■ **Collection entries**
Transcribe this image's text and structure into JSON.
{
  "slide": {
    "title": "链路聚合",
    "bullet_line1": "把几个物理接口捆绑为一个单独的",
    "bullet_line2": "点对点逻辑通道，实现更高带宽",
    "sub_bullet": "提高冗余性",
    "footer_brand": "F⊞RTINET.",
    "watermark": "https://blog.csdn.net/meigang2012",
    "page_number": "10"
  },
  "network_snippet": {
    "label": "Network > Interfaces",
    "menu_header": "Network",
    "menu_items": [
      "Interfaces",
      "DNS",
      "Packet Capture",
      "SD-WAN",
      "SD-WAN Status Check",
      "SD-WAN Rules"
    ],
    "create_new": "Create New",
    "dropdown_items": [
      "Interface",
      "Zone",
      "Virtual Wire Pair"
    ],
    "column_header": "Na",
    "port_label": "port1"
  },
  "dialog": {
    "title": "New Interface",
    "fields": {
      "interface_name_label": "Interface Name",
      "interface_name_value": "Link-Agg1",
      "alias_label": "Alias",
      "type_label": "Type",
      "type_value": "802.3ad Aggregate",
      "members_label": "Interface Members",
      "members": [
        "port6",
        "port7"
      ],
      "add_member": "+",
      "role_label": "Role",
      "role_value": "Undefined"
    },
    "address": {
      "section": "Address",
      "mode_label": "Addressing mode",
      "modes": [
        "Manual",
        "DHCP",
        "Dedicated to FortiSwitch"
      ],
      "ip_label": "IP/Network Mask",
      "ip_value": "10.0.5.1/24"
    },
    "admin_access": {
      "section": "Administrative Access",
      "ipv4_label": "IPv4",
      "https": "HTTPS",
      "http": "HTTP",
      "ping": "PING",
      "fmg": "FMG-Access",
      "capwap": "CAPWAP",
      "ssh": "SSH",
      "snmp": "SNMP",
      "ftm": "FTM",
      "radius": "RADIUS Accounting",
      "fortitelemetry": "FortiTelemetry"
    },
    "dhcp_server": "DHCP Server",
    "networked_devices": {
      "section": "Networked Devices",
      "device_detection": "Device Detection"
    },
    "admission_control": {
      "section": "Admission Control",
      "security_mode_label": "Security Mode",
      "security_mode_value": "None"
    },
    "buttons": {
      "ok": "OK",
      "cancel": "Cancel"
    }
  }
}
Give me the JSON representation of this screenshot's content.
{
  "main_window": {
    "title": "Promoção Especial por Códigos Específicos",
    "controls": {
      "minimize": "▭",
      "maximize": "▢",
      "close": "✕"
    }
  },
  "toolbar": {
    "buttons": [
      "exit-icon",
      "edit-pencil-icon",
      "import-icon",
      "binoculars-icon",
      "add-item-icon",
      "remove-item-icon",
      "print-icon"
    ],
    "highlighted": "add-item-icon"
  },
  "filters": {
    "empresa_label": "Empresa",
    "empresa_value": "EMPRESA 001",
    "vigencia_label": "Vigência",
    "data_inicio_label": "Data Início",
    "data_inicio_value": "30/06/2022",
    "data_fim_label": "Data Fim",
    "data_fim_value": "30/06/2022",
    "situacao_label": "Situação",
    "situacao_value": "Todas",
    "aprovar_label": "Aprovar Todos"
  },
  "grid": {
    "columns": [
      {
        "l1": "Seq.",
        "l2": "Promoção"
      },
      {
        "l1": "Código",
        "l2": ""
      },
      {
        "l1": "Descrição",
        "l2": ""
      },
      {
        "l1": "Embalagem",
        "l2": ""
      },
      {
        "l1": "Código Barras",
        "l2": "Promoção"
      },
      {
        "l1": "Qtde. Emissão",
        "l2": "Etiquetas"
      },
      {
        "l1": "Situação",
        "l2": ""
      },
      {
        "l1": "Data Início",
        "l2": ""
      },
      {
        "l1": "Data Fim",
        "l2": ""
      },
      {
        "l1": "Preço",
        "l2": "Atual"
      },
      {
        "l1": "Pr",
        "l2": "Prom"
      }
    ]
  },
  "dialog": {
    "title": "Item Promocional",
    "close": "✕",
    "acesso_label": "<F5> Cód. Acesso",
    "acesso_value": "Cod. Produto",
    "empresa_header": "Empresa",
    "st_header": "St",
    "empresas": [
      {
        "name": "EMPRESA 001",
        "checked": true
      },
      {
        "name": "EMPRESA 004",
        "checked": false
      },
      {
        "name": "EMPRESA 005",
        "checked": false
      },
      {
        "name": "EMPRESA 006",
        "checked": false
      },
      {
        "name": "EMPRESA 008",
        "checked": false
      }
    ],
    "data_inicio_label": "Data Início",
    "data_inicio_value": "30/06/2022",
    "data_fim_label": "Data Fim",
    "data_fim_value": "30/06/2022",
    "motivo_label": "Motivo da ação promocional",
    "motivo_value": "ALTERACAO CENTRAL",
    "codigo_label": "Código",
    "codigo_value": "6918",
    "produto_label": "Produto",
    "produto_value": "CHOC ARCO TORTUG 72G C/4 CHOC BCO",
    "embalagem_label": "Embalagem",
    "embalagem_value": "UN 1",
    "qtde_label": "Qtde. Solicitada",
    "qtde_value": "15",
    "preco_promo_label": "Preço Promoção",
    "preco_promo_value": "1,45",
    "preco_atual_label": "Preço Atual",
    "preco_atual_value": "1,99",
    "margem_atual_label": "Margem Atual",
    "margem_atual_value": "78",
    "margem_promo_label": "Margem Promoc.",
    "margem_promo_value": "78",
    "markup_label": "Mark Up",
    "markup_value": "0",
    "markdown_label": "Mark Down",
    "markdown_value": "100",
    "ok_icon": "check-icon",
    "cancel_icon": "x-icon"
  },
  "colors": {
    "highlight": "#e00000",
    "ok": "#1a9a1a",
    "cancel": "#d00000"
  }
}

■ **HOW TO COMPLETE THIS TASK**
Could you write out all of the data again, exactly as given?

■ **WRITTEN SOLUTION**
Transcribe this image's text and structure into JSON.
{
  "slide": {
    "title": "链路聚合",
    "bullet_line1": "把几个物理接口捆绑为一个单独的",
    "bullet_line2": "点对点逻辑通道，实现更高带宽",
    "sub_bullet": "提高冗余性",
    "footer_brand": "F⊞RTINET.",
    "watermark": "https://blog.csdn.net/meigang2012",
    "page_number": "10"
  },
  "network_snippet": {
    "label": "Network > Interfaces",
    "menu_header": "Network",
    "menu_items": [
      "Interfaces",
      "DNS",
      "Packet Capture",
      "SD-WAN",
      "SD-WAN Status Check",
      "SD-WAN Rules"
    ],
    "create_new": "Create New",
    "dropdown_items": [
      "Interface",
      "Zone",
      "Virtual Wire Pair"
    ],
    "column_header": "Na",
    "port_label": "port1"
  },
  "dialog": {
    "title": "New Interface",
    "fields": {
      "interface_name_label": "Interface Name",
      "interface_name_value": "Link-Agg1",
      "alias_label": "Alias",
      "type_label": "Type",
      "type_value": "802.3ad Aggregate",
      "members_label": "Interface Members",
      "members": [
        "port6",
        "port7"
      ],
      "add_member": "+",
      "role_label": "Role",
      "role_value": "Undefined"
    },
    "address": {
      "section": "Address",
      "mode_label": "Addressing mode",
      "modes": [
        "Manual",
        "DHCP",
        "Dedicated to FortiSwitch"
      ],
      "ip_label": "IP/Network Mask",
      "ip_value": "10.0.5.1/24"
    },
    "admin_access": {
      "section": "Administrative Access",
      "ipv4_label": "IPv4",
      "https": "HTTPS",
      "http": "HTTP",
      "ping": "PING",
      "fmg": "FMG-Access",
      "capwap": "CAPWAP",
      "ssh": "SSH",
      "snmp": "SNMP",
      "ftm": "FTM",
      "radius": "RADIUS Accounting",
      "fortitelemetry": "FortiTelemetry"
    },
    "dhcp_server": "DHCP Server",
    "networked_devices": {
      "section": "Networked Devices",
      "device_detection": "Device Detection"
    },
    "admission_control": {
      "section": "Admission Control",
      "security_mode_label": "Security Mode",
      "security_mode_value": "None"
    },
    "buttons": {
      "ok": "OK",
      "cancel": "Cancel"
    }
  }
}
Give me the JSON representation of this screenshot's content.
{
  "main_window": {
    "title": "Promoção Especial por Códigos Específicos",
    "controls": {
      "minimize": "▭",
      "maximize": "▢",
      "close": "✕"
    }
  },
  "toolbar": {
    "buttons": [
      "exit-icon",
      "edit-pencil-icon",
      "import-icon",
      "binoculars-icon",
      "add-item-icon",
      "remove-item-icon",
      "print-icon"
    ],
    "highlighted": "add-item-icon"
  },
  "filters": {
    "empresa_label": "Empresa",
    "empresa_value": "EMPRESA 001",
    "vigencia_label": "Vigência",
    "data_inicio_label": "Data Início",
    "data_inicio_value": "30/06/2022",
    "data_fim_label": "Data Fim",
    "data_fim_value": "30/06/2022",
    "situacao_label": "Situação",
    "situacao_value": "Todas",
    "aprovar_label": "Aprovar Todos"
  },
  "grid": {
    "columns": [
      {
        "l1": "Seq.",
        "l2": "Promoção"
      },
      {
        "l1": "Código",
        "l2": ""
      },
      {
        "l1": "Descrição",
        "l2": ""
      },
      {
        "l1": "Embalagem",
        "l2": ""
      },
      {
        "l1": "Código Barras",
        "l2": "Promoção"
      },
      {
        "l1": "Qtde. Emissão",
        "l2": "Etiquetas"
      },
      {
        "l1": "Situação",
        "l2": ""
      },
      {
        "l1": "Data Início",
        "l2": ""
      },
      {
        "l1": "Data Fim",
        "l2": ""
      },
      {
        "l1": "Preço",
        "l2": "Atual"
      },
      {
        "l1": "Pr",
        "l2": "Prom"
      }
    ]
  },
  "dialog": {
    "title": "Item Promocional",
    "close": "✕",
    "acesso_label": "<F5> Cód. Acesso",
    "acesso_value": "Cod. Produto",
    "empresa_header": "Empresa",
    "st_header": "St",
    "empresas": [
      {
        "name": "EMPRESA 001",
        "checked": true
      },
      {
        "name": "EMPRESA 004",
        "checked": false
      },
      {
        "name": "EMPRESA 005",
        "checked": false
      },
      {
        "name": "EMPRESA 006",
        "checked": false
      },
      {
        "name": "EMPRESA 008",
        "checked": false
      }
    ],
    "data_inicio_label": "Data Início",
    "data_inicio_value": "30/06/2022",
    "data_fim_label": "Data Fim",
    "data_fim_value": "30/06/2022",
    "motivo_label": "Motivo da ação promocional",
    "motivo_value": "ALTERACAO CENTRAL",
    "codigo_label": "Código",
    "codigo_value": "6918",
    "produto_label": "Produto",
    "produto_value": "CHOC ARCO TORTUG 72G C/4 CHOC BCO",
    "embalagem_label": "Embalagem",
    "embalagem_value": "UN 1",
    "qtde_label": "Qtde. Solicitada",
    "qtde_value": "15",
    "preco_promo_label": "Preço Promoção",
    "preco_promo_value": "1,45",
    "preco_atual_label": "Preço Atual",
    "preco_atual_value": "1,99",
    "margem_atual_label": "Margem Atual",
    "margem_atual_value": "78",
    "margem_promo_label": "Margem Promoc.",
    "margem_promo_value": "78",
    "markup_label": "Mark Up",
    "markup_value": "0",
    "markdown_label": "Mark Down",
    "markdown_value": "100",
    "ok_icon": "check-icon",
    "cancel_icon": "x-icon"
  },
  "colors": {
    "highlight": "#e00000",
    "ok": "#1a9a1a",
    "cancel": "#d00000"
  }
}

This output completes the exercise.